▶ _DATA PROVIDED_:
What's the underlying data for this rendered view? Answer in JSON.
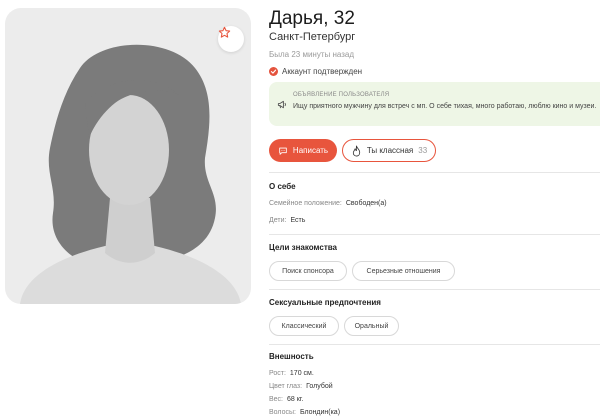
{
  "profile": {
    "name": "Дарья, 32",
    "city": "Санкт-Петербург",
    "last_seen": "Была 23 минуты назад",
    "verified": "Аккаунт подтвержден"
  },
  "announcement": {
    "title": "ОБЪЯВЛЕНИЕ ПОЛЬЗОВАТЕЛЯ",
    "text": "Ищу приятного мужчину для встреч с мп. О себе тихая, много работаю, люблю кино и музеи."
  },
  "actions": {
    "write_label": "Написать",
    "like_label": "Ты классная",
    "like_count": "33"
  },
  "about": {
    "title": "О себе",
    "rows": [
      {
        "key": "Семейное положение:",
        "value": "Свободен(а)"
      },
      {
        "key": "Дети:",
        "value": "Есть"
      }
    ]
  },
  "goals": {
    "title": "Цели знакомства",
    "chips": [
      "Поиск спонсора",
      "Серьезные отношения"
    ]
  },
  "preferences": {
    "title": "Сексуальные предпочтения",
    "chips": [
      "Классический",
      "Оральный"
    ]
  },
  "appearance": {
    "title": "Внешность",
    "rows": [
      {
        "key": "Рост:",
        "value": "170 см."
      },
      {
        "key": "Цвет глаз:",
        "value": "Голубой"
      },
      {
        "key": "Вес:",
        "value": "68 кг."
      },
      {
        "key": "Волосы:",
        "value": "Блондин(ка)"
      }
    ]
  },
  "icons": {
    "favorite": "star-icon",
    "verified": "check-icon",
    "announcement": "megaphone-icon",
    "write": "chat-icon",
    "like": "flame-icon"
  },
  "colors": {
    "accent": "#e8553d",
    "announce_bg": "#eef6e6"
  }
}
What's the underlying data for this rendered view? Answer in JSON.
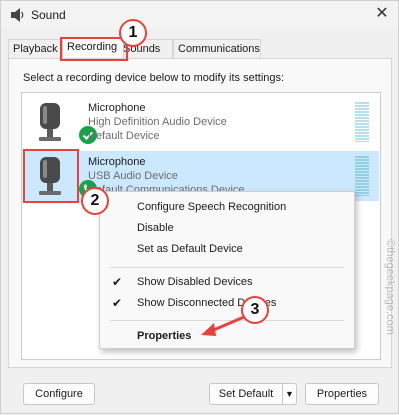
{
  "window": {
    "title": "Sound",
    "close_glyph": "✕"
  },
  "tabs": [
    {
      "label": "Playback"
    },
    {
      "label": "Recording"
    },
    {
      "label": "Sounds"
    },
    {
      "label": "Communications"
    }
  ],
  "instruction": "Select a recording device below to modify its settings:",
  "devices": [
    {
      "name": "Microphone",
      "description": "High Definition Audio Device",
      "status": "Default Device",
      "badge": "check-icon"
    },
    {
      "name": "Microphone",
      "description": "USB Audio Device",
      "status": "Default Communications Device",
      "badge": "phone-icon"
    }
  ],
  "context_menu": {
    "items": [
      {
        "label": "Configure Speech Recognition",
        "checked": false,
        "bold": false
      },
      {
        "label": "Disable",
        "checked": false,
        "bold": false
      },
      {
        "label": "Set as Default Device",
        "checked": false,
        "bold": false
      },
      {
        "label": "Show Disabled Devices",
        "checked": true,
        "bold": false
      },
      {
        "label": "Show Disconnected Devices",
        "checked": true,
        "bold": false
      },
      {
        "label": "Properties",
        "checked": false,
        "bold": true
      }
    ],
    "check_glyph": "✔"
  },
  "buttons": {
    "configure": "Configure",
    "set_default": "Set Default",
    "set_default_arrow": "▼",
    "properties": "Properties"
  },
  "annotations": {
    "step1": "1",
    "step2": "2",
    "step3": "3"
  },
  "watermark": "©thegeekpage.com",
  "colors": {
    "annotation_red": "#e8413a",
    "selection_blue": "#cce8ff",
    "status_green": "#16a34a"
  }
}
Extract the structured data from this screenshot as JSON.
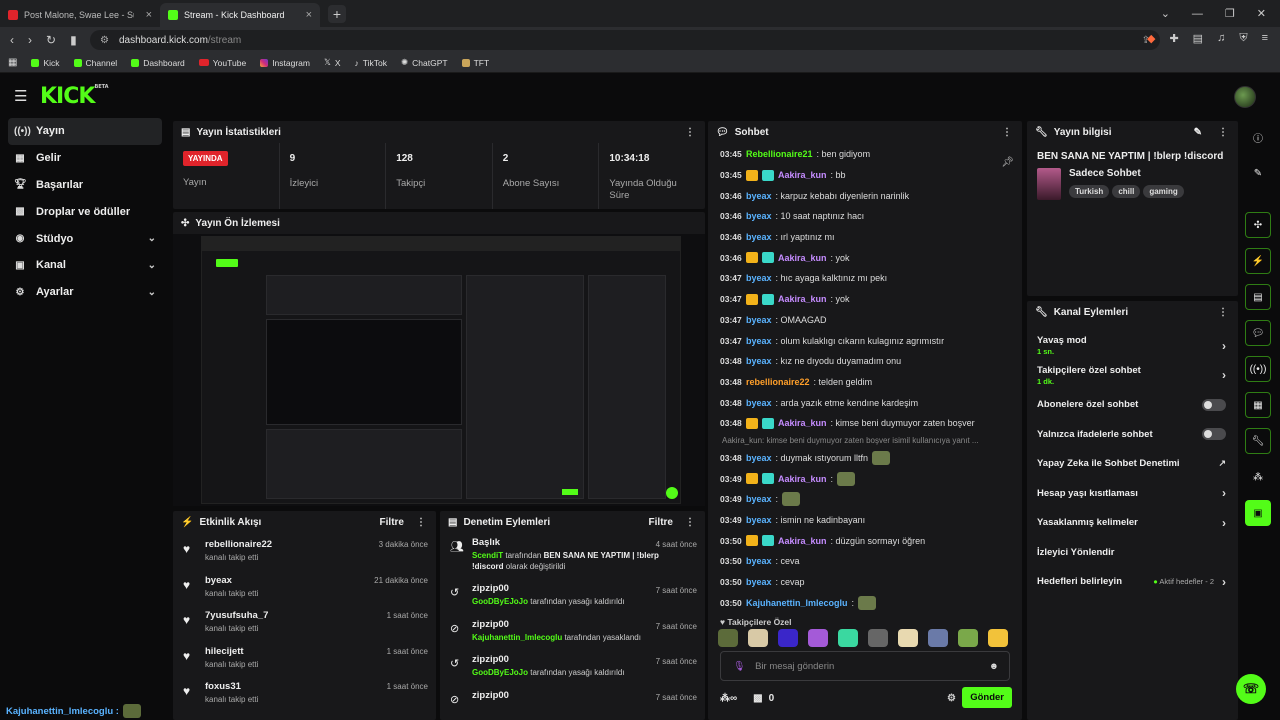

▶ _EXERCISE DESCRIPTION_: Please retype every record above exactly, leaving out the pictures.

▶ _OUTPUT FOR THIS TASK_:
What's the underlying data for this rendered view? Answer in JSON.
{
  "profile": {
    "name": "Дарья, 32",
    "city": "Санкт-Петербург",
    "last_seen": "Была 23 минуты назад",
    "verified": "Аккаунт подтвержден"
  },
  "announcement": {
    "title": "ОБЪЯВЛЕНИЕ ПОЛЬЗОВАТЕЛЯ",
    "text": "Ищу приятного мужчину для встреч с мп. О себе тихая, много работаю, люблю кино и музеи."
  },
  "actions": {
    "write_label": "Написать",
    "like_label": "Ты классная",
    "like_count": "33"
  },
  "about": {
    "title": "О себе",
    "rows": [
      {
        "key": "Семейное положение:",
        "value": "Свободен(а)"
      },
      {
        "key": "Дети:",
        "value": "Есть"
      }
    ]
  },
  "goals": {
    "title": "Цели знакомства",
    "chips": [
      "Поиск спонсора",
      "Серьезные отношения"
    ]
  },
  "preferences": {
    "title": "Сексуальные предпочтения",
    "chips": [
      "Классический",
      "Оральный"
    ]
  },
  "appearance": {
    "title": "Внешность",
    "rows": [
      {
        "key": "Рост:",
        "value": "170 см."
      },
      {
        "key": "Цвет глаз:",
        "value": "Голубой"
      },
      {
        "key": "Вес:",
        "value": "68 кг."
      },
      {
        "key": "Волосы:",
        "value": "Блондин(ка)"
      }
    ]
  },
  "icons": {
    "favorite": "star-icon",
    "verified": "check-icon",
    "announcement": "megaphone-icon",
    "write": "chat-icon",
    "like": "flame-icon"
  },
  "colors": {
    "accent": "#e8553d",
    "announce_bg": "#eef6e6"
  }
}
What's the underlying data for this rendered view? Answer in JSON.
{
  "window": {
    "title": "Sound",
    "close_glyph": "✕"
  },
  "tabs": [
    {
      "label": "Playback"
    },
    {
      "label": "Recording"
    },
    {
      "label": "Sounds"
    },
    {
      "label": "Communications"
    }
  ],
  "instruction": "Select a recording device below to modify its settings:",
  "devices": [
    {
      "name": "Microphone",
      "description": "High Definition Audio Device",
      "status": "Default Device",
      "badge": "check-icon"
    },
    {
      "name": "Microphone",
      "description": "USB Audio Device",
      "status": "Default Communications Device",
      "badge": "phone-icon"
    }
  ],
  "context_menu": {
    "items": [
      {
        "label": "Configure Speech Recognition",
        "checked": false,
        "bold": false
      },
      {
        "label": "Disable",
        "checked": false,
        "bold": false
      },
      {
        "label": "Set as Default Device",
        "checked": false,
        "bold": false
      },
      {
        "label": "Show Disabled Devices",
        "checked": true,
        "bold": false
      },
      {
        "label": "Show Disconnected Devices",
        "checked": true,
        "bold": false
      },
      {
        "label": "Properties",
        "checked": false,
        "bold": true
      }
    ],
    "check_glyph": "✔"
  },
  "buttons": {
    "configure": "Configure",
    "set_default": "Set Default",
    "set_default_arrow": "▼",
    "properties": "Properties"
  },
  "annotations": {
    "step1": "1",
    "step2": "2",
    "step3": "3"
  },
  "watermark": "©thegeekpage.com",
  "colors": {
    "annotation_red": "#e8413a",
    "selection_blue": "#cce8ff",
    "status_green": "#16a34a"
  }
}
Extract the structured data from this screenshot as JSON.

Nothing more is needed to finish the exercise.